App and web page records:
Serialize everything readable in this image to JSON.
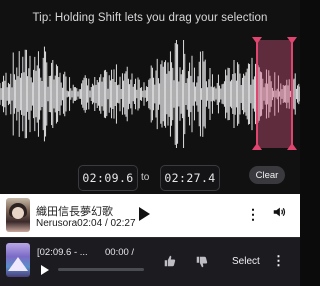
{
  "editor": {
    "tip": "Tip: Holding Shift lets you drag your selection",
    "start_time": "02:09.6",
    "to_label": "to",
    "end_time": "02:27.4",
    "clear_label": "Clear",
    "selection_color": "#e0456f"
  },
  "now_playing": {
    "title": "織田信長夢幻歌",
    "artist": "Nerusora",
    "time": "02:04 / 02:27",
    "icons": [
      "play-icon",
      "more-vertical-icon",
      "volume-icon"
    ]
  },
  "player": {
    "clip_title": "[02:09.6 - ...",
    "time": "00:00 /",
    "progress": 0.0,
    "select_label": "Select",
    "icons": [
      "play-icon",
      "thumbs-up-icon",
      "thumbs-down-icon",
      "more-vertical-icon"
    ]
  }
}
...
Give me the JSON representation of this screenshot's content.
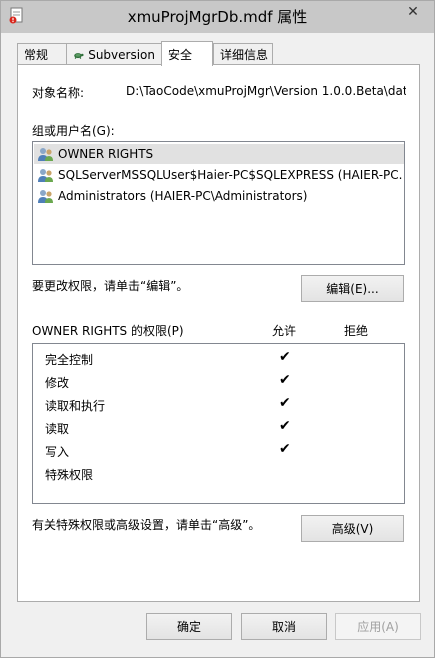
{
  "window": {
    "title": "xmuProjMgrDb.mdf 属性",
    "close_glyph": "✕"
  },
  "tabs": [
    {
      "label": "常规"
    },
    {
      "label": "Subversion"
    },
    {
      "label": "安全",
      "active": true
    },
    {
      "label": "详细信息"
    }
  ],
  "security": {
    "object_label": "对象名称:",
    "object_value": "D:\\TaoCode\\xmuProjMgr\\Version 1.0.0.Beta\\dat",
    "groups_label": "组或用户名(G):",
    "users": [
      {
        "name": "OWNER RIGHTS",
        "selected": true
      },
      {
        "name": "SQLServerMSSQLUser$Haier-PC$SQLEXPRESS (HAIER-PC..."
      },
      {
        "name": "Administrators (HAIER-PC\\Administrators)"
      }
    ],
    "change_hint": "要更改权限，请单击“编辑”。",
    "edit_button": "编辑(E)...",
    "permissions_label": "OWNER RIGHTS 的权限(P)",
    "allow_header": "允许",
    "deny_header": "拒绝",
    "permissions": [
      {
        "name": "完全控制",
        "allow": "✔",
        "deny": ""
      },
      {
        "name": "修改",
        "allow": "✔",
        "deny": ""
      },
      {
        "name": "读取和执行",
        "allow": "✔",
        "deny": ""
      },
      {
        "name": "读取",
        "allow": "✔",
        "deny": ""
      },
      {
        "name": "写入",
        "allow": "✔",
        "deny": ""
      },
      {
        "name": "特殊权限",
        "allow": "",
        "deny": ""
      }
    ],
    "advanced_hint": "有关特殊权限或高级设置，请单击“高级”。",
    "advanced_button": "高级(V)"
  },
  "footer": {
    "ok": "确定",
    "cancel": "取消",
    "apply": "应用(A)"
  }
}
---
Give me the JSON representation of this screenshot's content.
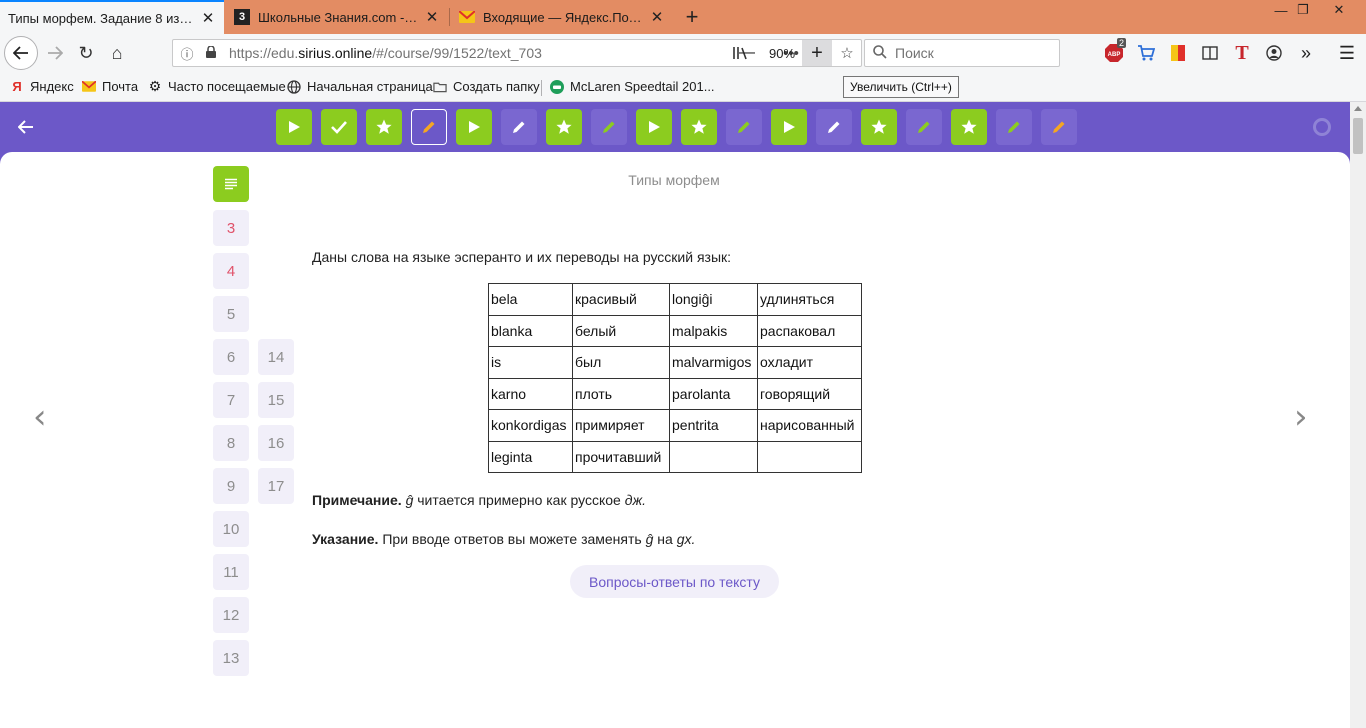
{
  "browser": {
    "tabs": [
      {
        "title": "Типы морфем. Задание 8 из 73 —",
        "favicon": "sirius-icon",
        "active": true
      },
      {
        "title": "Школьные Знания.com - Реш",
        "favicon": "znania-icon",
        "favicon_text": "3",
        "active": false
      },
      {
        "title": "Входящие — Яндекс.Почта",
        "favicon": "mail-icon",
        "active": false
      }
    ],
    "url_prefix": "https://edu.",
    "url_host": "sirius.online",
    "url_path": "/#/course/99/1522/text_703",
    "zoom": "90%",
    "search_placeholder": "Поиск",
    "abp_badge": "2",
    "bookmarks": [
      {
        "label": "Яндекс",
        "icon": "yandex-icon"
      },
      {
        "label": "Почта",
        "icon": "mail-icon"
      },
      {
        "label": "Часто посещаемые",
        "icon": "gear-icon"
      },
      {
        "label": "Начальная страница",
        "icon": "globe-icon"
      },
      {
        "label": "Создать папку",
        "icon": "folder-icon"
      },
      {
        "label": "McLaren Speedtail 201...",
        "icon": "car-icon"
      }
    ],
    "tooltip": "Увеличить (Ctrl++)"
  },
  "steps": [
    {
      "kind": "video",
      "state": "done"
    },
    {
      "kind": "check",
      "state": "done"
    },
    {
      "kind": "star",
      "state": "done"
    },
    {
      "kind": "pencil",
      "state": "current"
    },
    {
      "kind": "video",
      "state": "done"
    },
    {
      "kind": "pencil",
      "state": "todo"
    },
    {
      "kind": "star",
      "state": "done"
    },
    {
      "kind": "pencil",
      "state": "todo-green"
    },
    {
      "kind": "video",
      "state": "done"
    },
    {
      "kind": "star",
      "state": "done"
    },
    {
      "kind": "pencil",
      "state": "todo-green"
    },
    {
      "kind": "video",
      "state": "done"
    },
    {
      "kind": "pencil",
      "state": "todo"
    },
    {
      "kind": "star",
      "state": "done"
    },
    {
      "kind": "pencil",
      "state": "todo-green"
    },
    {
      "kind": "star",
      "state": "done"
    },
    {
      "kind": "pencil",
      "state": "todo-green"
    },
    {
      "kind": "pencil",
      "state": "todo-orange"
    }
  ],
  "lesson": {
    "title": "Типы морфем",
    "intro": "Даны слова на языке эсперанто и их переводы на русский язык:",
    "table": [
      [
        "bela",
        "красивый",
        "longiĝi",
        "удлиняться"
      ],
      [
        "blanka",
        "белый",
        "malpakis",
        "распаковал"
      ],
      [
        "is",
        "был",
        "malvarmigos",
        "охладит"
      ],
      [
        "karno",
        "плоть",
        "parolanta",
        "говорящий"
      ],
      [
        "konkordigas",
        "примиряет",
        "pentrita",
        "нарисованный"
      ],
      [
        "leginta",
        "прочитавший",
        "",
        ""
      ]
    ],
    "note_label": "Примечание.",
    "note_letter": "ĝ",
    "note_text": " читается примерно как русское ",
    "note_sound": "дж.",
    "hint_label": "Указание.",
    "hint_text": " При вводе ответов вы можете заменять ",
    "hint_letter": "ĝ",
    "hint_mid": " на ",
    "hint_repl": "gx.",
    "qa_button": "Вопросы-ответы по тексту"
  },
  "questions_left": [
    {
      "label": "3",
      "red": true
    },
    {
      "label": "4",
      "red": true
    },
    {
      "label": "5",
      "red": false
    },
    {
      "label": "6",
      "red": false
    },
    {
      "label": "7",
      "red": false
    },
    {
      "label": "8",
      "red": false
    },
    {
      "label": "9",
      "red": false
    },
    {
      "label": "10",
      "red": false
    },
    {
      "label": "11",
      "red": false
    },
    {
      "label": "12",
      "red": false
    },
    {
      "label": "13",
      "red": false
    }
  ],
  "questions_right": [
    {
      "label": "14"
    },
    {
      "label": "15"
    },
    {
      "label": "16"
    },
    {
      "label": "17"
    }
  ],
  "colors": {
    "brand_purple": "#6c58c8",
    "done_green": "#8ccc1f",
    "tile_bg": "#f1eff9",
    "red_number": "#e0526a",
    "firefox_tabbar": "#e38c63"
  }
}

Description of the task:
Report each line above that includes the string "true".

Exercise output:
      "active": true
        "selected": true
        "active": true
      "red": true
      "red": true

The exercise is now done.